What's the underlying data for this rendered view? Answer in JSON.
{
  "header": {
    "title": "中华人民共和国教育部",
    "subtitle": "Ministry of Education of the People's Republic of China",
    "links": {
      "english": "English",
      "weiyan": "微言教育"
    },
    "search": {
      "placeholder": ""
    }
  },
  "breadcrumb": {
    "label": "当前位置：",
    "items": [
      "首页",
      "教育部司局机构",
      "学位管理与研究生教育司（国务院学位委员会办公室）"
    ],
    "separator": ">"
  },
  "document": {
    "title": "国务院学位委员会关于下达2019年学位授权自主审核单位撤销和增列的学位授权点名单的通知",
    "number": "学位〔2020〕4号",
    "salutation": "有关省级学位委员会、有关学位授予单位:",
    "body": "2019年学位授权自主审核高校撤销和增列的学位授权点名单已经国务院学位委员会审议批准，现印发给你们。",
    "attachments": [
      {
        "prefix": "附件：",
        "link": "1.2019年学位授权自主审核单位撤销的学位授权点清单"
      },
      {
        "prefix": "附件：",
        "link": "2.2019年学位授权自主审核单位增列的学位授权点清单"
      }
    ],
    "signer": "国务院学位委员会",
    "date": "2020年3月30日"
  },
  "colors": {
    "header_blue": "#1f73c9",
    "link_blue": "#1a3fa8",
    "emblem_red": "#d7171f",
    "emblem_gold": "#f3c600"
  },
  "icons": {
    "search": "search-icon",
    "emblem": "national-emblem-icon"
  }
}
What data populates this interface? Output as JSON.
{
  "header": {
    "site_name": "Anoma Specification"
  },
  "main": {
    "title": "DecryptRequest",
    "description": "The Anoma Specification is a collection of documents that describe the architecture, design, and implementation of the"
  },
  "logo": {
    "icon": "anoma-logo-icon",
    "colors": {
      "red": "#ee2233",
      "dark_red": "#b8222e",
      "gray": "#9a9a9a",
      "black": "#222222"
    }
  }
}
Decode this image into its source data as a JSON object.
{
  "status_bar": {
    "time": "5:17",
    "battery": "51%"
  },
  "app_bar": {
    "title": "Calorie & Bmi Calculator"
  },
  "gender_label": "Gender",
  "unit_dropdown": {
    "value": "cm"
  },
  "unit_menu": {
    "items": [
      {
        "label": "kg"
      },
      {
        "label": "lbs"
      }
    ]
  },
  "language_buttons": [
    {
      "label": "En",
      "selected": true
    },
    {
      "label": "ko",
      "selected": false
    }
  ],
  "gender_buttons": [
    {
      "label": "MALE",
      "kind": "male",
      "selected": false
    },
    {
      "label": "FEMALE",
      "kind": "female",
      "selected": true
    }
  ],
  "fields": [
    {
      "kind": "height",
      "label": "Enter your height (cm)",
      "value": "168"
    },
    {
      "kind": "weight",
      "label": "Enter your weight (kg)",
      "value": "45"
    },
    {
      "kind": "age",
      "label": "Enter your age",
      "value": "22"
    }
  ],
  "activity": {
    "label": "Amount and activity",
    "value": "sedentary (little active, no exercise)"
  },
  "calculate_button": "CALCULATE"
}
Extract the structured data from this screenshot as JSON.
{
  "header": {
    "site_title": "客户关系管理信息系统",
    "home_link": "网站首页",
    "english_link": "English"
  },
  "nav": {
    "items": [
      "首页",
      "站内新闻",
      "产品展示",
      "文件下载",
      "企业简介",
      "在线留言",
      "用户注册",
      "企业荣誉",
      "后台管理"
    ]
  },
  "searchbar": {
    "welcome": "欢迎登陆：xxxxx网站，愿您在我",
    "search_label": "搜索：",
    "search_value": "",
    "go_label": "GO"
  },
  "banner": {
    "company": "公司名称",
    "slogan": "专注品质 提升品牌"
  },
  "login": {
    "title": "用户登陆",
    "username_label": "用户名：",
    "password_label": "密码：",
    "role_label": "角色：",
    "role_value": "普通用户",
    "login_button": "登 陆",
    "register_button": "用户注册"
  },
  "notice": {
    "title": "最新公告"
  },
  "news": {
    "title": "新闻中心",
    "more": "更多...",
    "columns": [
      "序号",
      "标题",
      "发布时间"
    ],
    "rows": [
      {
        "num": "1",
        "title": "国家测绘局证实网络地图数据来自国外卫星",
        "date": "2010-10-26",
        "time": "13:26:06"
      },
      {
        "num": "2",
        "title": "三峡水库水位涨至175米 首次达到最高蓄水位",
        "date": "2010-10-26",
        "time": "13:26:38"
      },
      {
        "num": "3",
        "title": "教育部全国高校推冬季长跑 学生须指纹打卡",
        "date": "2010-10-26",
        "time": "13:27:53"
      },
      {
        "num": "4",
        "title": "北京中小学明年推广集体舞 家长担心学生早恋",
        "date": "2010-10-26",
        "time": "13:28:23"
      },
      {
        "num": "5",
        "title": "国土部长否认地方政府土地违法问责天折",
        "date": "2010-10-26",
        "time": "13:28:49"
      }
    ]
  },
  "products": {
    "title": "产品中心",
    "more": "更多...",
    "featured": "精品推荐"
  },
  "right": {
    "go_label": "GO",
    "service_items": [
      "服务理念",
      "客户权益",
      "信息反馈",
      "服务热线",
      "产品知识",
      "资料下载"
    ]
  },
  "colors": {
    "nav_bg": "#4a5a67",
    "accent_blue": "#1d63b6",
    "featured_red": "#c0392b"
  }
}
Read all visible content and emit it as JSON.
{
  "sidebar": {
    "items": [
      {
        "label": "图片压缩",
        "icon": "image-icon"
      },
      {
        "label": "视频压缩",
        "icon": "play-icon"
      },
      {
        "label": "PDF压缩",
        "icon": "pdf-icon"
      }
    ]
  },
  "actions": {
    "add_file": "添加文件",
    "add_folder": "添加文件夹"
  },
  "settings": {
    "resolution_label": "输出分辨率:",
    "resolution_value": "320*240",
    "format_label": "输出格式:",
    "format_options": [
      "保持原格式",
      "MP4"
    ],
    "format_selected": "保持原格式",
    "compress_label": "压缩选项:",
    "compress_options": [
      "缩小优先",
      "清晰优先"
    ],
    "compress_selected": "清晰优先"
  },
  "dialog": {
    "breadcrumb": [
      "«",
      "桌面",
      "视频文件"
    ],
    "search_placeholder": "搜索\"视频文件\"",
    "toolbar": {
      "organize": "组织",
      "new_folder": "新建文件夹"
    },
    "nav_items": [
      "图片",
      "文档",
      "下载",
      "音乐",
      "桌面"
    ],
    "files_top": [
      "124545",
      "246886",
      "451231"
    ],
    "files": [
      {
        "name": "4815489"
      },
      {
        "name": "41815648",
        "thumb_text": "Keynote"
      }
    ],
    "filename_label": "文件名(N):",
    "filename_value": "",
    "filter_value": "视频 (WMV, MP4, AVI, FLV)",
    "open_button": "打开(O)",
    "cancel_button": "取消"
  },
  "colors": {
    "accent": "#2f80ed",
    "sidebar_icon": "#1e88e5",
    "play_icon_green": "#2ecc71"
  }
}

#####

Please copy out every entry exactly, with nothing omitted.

REPLY:
What's the underlying data for this rendered view? Answer in JSON.
{
  "header": {
    "title": "中华人民共和国教育部",
    "subtitle": "Ministry of Education of the People's Republic of China",
    "links": {
      "english": "English",
      "weiyan": "微言教育"
    },
    "search": {
      "placeholder": ""
    }
  },
  "breadcrumb": {
    "label": "当前位置：",
    "items": [
      "首页",
      "教育部司局机构",
      "学位管理与研究生教育司（国务院学位委员会办公室）"
    ],
    "separator": ">"
  },
  "document": {
    "title": "国务院学位委员会关于下达2019年学位授权自主审核单位撤销和增列的学位授权点名单的通知",
    "number": "学位〔2020〕4号",
    "salutation": "有关省级学位委员会、有关学位授予单位:",
    "body": "2019年学位授权自主审核高校撤销和增列的学位授权点名单已经国务院学位委员会审议批准，现印发给你们。",
    "attachments": [
      {
        "prefix": "附件：",
        "link": "1.2019年学位授权自主审核单位撤销的学位授权点清单"
      },
      {
        "prefix": "附件：",
        "link": "2.2019年学位授权自主审核单位增列的学位授权点清单"
      }
    ],
    "signer": "国务院学位委员会",
    "date": "2020年3月30日"
  },
  "colors": {
    "header_blue": "#1f73c9",
    "link_blue": "#1a3fa8",
    "emblem_red": "#d7171f",
    "emblem_gold": "#f3c600"
  },
  "icons": {
    "search": "search-icon",
    "emblem": "national-emblem-icon"
  }
}
What data populates this interface? Output as JSON.
{
  "header": {
    "site_name": "Anoma Specification"
  },
  "main": {
    "title": "DecryptRequest",
    "description": "The Anoma Specification is a collection of documents that describe the architecture, design, and implementation of the"
  },
  "logo": {
    "icon": "anoma-logo-icon",
    "colors": {
      "red": "#ee2233",
      "dark_red": "#b8222e",
      "gray": "#9a9a9a",
      "black": "#222222"
    }
  }
}
Decode this image into its source data as a JSON object.
{
  "status_bar": {
    "time": "5:17",
    "battery": "51%"
  },
  "app_bar": {
    "title": "Calorie & Bmi Calculator"
  },
  "gender_label": "Gender",
  "unit_dropdown": {
    "value": "cm"
  },
  "unit_menu": {
    "items": [
      {
        "label": "kg"
      },
      {
        "label": "lbs"
      }
    ]
  },
  "language_buttons": [
    {
      "label": "En",
      "selected": true
    },
    {
      "label": "ko",
      "selected": false
    }
  ],
  "gender_buttons": [
    {
      "label": "MALE",
      "kind": "male",
      "selected": false
    },
    {
      "label": "FEMALE",
      "kind": "female",
      "selected": true
    }
  ],
  "fields": [
    {
      "kind": "height",
      "label": "Enter your height (cm)",
      "value": "168"
    },
    {
      "kind": "weight",
      "label": "Enter your weight (kg)",
      "value": "45"
    },
    {
      "kind": "age",
      "label": "Enter your age",
      "value": "22"
    }
  ],
  "activity": {
    "label": "Amount and activity",
    "value": "sedentary (little active, no exercise)"
  },
  "calculate_button": "CALCULATE"
}
Extract the structured data from this screenshot as JSON.
{
  "header": {
    "site_title": "客户关系管理信息系统",
    "home_link": "网站首页",
    "english_link": "English"
  },
  "nav": {
    "items": [
      "首页",
      "站内新闻",
      "产品展示",
      "文件下载",
      "企业简介",
      "在线留言",
      "用户注册",
      "企业荣誉",
      "后台管理"
    ]
  },
  "searchbar": {
    "welcome": "欢迎登陆：xxxxx网站，愿您在我",
    "search_label": "搜索：",
    "search_value": "",
    "go_label": "GO"
  },
  "banner": {
    "company": "公司名称",
    "slogan": "专注品质 提升品牌"
  },
  "login": {
    "title": "用户登陆",
    "username_label": "用户名：",
    "password_label": "密码：",
    "role_label": "角色：",
    "role_value": "普通用户",
    "login_button": "登 陆",
    "register_button": "用户注册"
  },
  "notice": {
    "title": "最新公告"
  },
  "news": {
    "title": "新闻中心",
    "more": "更多...",
    "columns": [
      "序号",
      "标题",
      "发布时间"
    ],
    "rows": [
      {
        "num": "1",
        "title": "国家测绘局证实网络地图数据来自国外卫星",
        "date": "2010-10-26",
        "time": "13:26:06"
      },
      {
        "num": "2",
        "title": "三峡水库水位涨至175米 首次达到最高蓄水位",
        "date": "2010-10-26",
        "time": "13:26:38"
      },
      {
        "num": "3",
        "title": "教育部全国高校推冬季长跑 学生须指纹打卡",
        "date": "2010-10-26",
        "time": "13:27:53"
      },
      {
        "num": "4",
        "title": "北京中小学明年推广集体舞 家长担心学生早恋",
        "date": "2010-10-26",
        "time": "13:28:23"
      },
      {
        "num": "5",
        "title": "国土部长否认地方政府土地违法问责天折",
        "date": "2010-10-26",
        "time": "13:28:49"
      }
    ]
  },
  "products": {
    "title": "产品中心",
    "more": "更多...",
    "featured": "精品推荐"
  },
  "right": {
    "go_label": "GO",
    "service_items": [
      "服务理念",
      "客户权益",
      "信息反馈",
      "服务热线",
      "产品知识",
      "资料下载"
    ]
  },
  "colors": {
    "nav_bg": "#4a5a67",
    "accent_blue": "#1d63b6",
    "featured_red": "#c0392b"
  }
}
Read all visible content and emit it as JSON.
{
  "sidebar": {
    "items": [
      {
        "label": "图片压缩",
        "icon": "image-icon"
      },
      {
        "label": "视频压缩",
        "icon": "play-icon"
      },
      {
        "label": "PDF压缩",
        "icon": "pdf-icon"
      }
    ]
  },
  "actions": {
    "add_file": "添加文件",
    "add_folder": "添加文件夹"
  },
  "settings": {
    "resolution_label": "输出分辨率:",
    "resolution_value": "320*240",
    "format_label": "输出格式:",
    "format_options": [
      "保持原格式",
      "MP4"
    ],
    "format_selected": "保持原格式",
    "compress_label": "压缩选项:",
    "compress_options": [
      "缩小优先",
      "清晰优先"
    ],
    "compress_selected": "清晰优先"
  },
  "dialog": {
    "breadcrumb": [
      "«",
      "桌面",
      "视频文件"
    ],
    "search_placeholder": "搜索\"视频文件\"",
    "toolbar": {
      "organize": "组织",
      "new_folder": "新建文件夹"
    },
    "nav_items": [
      "图片",
      "文档",
      "下载",
      "音乐",
      "桌面"
    ],
    "files_top": [
      "124545",
      "246886",
      "451231"
    ],
    "files": [
      {
        "name": "4815489"
      },
      {
        "name": "41815648",
        "thumb_text": "Keynote"
      }
    ],
    "filename_label": "文件名(N):",
    "filename_value": "",
    "filter_value": "视频 (WMV, MP4, AVI, FLV)",
    "open_button": "打开(O)",
    "cancel_button": "取消"
  },
  "colors": {
    "accent": "#2f80ed",
    "sidebar_icon": "#1e88e5",
    "play_icon_green": "#2ecc71"
  }
}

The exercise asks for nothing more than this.